For Emigholz, as for the architects who fascinate him, the struggle is also one of communication—of translating ideas about space into decipherable forms—which takes on the weight of an existential necessity. In this sense, Streetscapes [Dialogue] can be seen as a kind of supplement, rather than another installment in the series of architecture films (one reason, perhaps, for the new series). It is clearly intended to satisfy a different need—to overcome a psychological blockage preventing that primary, communicative imperative from being satisfied. Though it is possible that the therapeutic exchange might have been enough on its own to work through the artistic crisis and attendant depression, the film serves the important purpose of clarifying what is at stake, and is, on its own, a compelling document of the psychological trials of artistic production, in which personal and aesthetic crises are often indistinguishable.

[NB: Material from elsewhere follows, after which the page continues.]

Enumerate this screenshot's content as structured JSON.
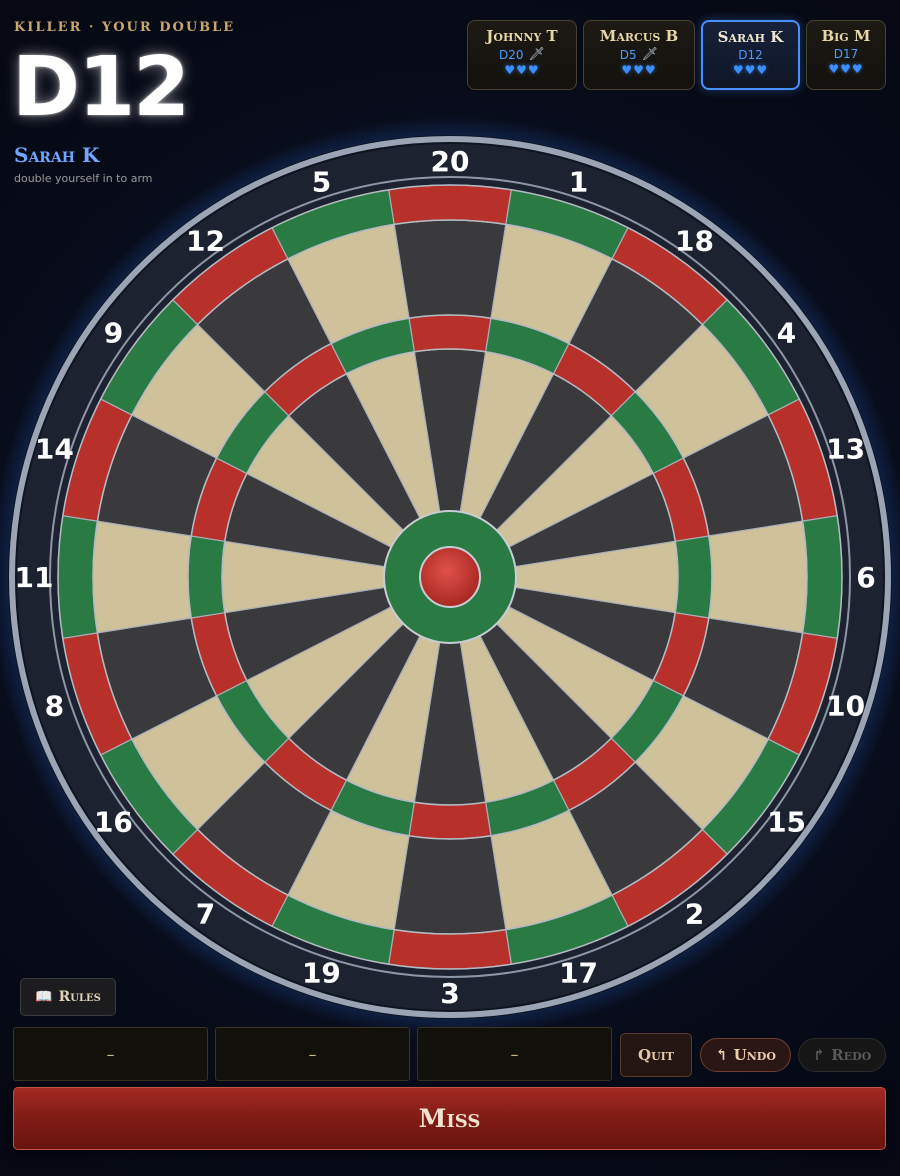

The third film of the series, Streetscapes [Dialogue] is its obvious centerpiece, fascinating both as a retrospective introduction to Emigholz’s large body of work and as a radical divergence from and development of his practice. It is also, in a sense, a means to an end, insofar as the dialogue is precisely what made the entire series possible. The other three parts are worthy of more attention than I can give them here. Dieste [Uruguay] explores the beautiful, undulating, highly engineered brick structures of an architect who advocated “resistance through form,” while Bickels [Socialism] takes a mournful look at the ideological and physical evacuation of the kibbutzim of Samuel Bickels. 2+2=22 [The Alphabet] represents another radical break from the Emigholz’s monographic architecture films by turning its attention to another kind of creative process, as well as outward, toward the repressed antithesis of authorial structures—the streetscapes which give the series its name.